If you have Theory of Mind (ToM), you believe that others have a mind like yours. Please note that anyone who has ToM believe others have a mind like THEIRS. If you’re neurotypical, you believe others have a mind like your mind, and we with ASD believe others have a mind like our mind. However, we are both wrong. We are both overgeneralizing.
One can view the human ToM as an evolving history of ToM. People believe that those in our tribe have minds, but people in other tribes do not. Those in our extended culture have minds, but others do not—or theirs is not as developed. Read some of the work by European scholars prior to the 20th century, and you will see a great deal of ink spilled on the “fact” that primitive peoples do not have minds like the more advanced Europeans. This, of course, is false. But it took a long time for people to come to realize this—and there are those who still do not believe it.

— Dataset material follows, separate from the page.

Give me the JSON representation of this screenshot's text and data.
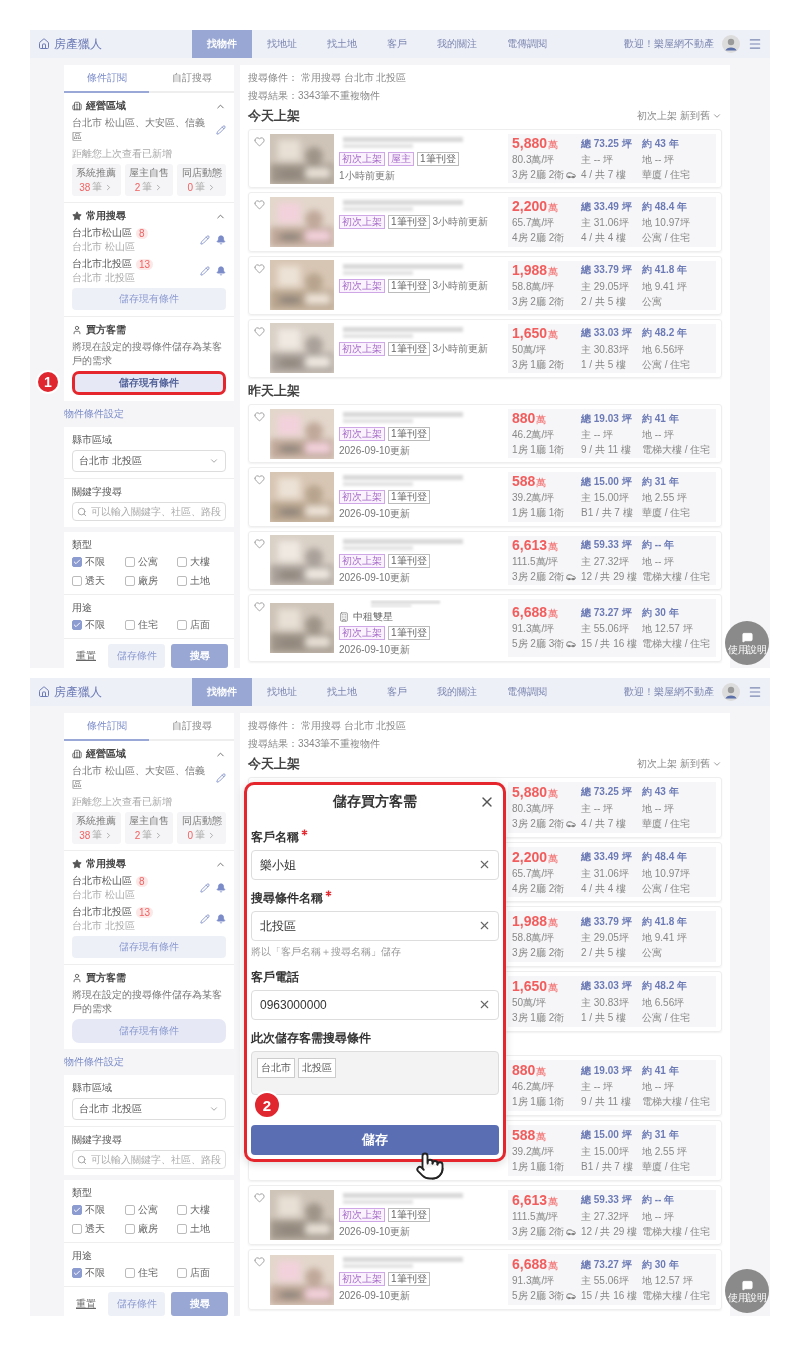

More recently, we have come to understand that animals have minds as well, even if they are not as complex—or at least the same—as human minds. We moved from treating animals as automata to treating them as being vaguely aware to treating them as having varying kinds of consciousness.
It seems that with the theory that ASD is a problem with having ToM we have another version of the above. The problem is that it’s working both ways. Since people with ASD are treating everyone as though they have the same kinds of minds as them, and neurotypicals don’t recognize themselves in the way they are being treated by those with ASD, the theory (developed by neurotypicals studying ASD) that ASD is a ToM deficit emerges. The problem is that each side is looking at the other and thinking, “What’s wrong with them?” The problem is that both are wrong to think that way.
What I am suggesting, then, is that we have two different groups—neurotypicals and autistics (including Asperger’s)—with two different kinds of minds, each theorizing everyone has the same kind of mind they have, and coming into conflict. Many of the comments made by autistics that are interpreted by neurotypicals as rude or arrogant are perfectly well understood for exactly what they are by fellow autistics. In the same way, things that seem bizarre or a waste of time to autistics (like small talk) are perfectly well understood by neurotypicals for what they are by other neurotypicals.
Given that neurotypicals far outnumber autistics, it is the latter who have had to do most of the adjusting. However, as the number of people recognized as being autistic seems to be rising, the adjustments might soon have to be more mutual. And if neurotypicals don’t want to miss out on all of the benefits that come with hiring autistics, the adjustments will have to become more mutual. Those neuroptypicals who figure this out will be the ones profiting most.